DOJ seizes $3.6 billion from 2016 Bitfinex hack, arrests New York couple
The US Department of Justice announced today that it seized more than 94,000 Bitcoin assets stolen from the Bitfinex cryptocurrency exchange in 2016 and arrested a New York couple on charges connected to attempts to launder the funds.
The couple, Ilya Lichtenstein, 34, and his wife, Heather Morgan, 31, both from New York City, are scheduled to be arraigned in a New York court later today to face official charges.
DOJ Deputy Attorney General Lisa O. Monaco, who announced the arrests today in a press release, said the 94,000 Bitcoin seized from the two suspects, valued at roughly $3.6 billion, represent the "department's largest financial seizure ever."
According to court documents [PDF] unsealed today, officials claim that Lichtenstein played a pivotal role in laundering the 119,754 Bitcoin stolen from Bitfinex in August 2016, funds that were sent to cryptocurrency addresses under the suspect's name through more than 2,000 transactions.
Over the past five years, officials said that roughly 25,000 of the stolen funds were laundered through a "complicated money laundering process."
This included using fictitious identities to set up online accounts; utilizing computer programs to automate transactions; depositing the stolen funds into accounts at a variety of virtual currency exchanges and darknet markets (AlphaBay) and then withdrawing the funds to obfuscate its trail; converting Bitcoin to other forms of virtual currency; and using US-based business accounts to legitimize their banking activity.
Officials charged Lichtenstein for this activity, but also his wife, in whose names some financial and bank accounts were also created.
The 94,000 Bitcoin figure that authorities seized today are funds that were still present in Lichtenstein's cryptocurrency accounts that were used to receive the stolen Bitfinex funds.
The DOJ said it was able to seize the funds after an FBI search warrant of one of Lichtenstein's cloud storage accounts found a file containing cryptocurrency addresses and their corresponding private key that granted access to funds stored within. Authorities said that "almost all" of addresses in this link were "directly linked to the hack."
The arrest announced today also comes after roughly 12,000 Bitcoin from the Bitfinex hack moved in April 2021, alerting many blockchain trackers and security firms.
Despite suffering one of the largest cryptocurrency heists at the time, Bitfinex managed to reimburse all users and continued to operate.
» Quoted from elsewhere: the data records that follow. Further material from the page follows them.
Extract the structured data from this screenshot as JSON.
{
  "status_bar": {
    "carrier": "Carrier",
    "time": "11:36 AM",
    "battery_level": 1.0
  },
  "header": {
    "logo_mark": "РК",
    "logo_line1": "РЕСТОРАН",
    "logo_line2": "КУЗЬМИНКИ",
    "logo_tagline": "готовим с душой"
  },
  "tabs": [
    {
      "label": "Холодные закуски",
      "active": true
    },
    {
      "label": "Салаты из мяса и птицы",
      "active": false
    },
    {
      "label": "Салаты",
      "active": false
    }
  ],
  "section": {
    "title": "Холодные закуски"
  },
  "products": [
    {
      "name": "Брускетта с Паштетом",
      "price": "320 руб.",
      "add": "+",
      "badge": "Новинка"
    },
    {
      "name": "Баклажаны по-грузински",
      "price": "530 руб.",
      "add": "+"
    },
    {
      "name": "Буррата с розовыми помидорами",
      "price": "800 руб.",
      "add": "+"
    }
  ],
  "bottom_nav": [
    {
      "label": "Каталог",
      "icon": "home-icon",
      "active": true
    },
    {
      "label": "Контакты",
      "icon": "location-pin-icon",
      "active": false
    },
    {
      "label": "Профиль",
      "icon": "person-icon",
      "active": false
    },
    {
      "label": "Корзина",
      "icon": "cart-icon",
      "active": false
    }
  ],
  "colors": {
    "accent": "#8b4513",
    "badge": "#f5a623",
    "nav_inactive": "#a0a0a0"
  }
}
In June 2019, Israeli authorities detained two brothers, Eli and Assaf Gigi, on their supposed involvement in the 2016 hack.
Catalin Cimpanu is a cybersecurity reporter for The Record. He previously worked at ZDNet and Bleeping Computer, where he became a well-known name in the industry for his constant scoops on new vulnerabilities, cyberattacks, and law enforcement actions against hackers.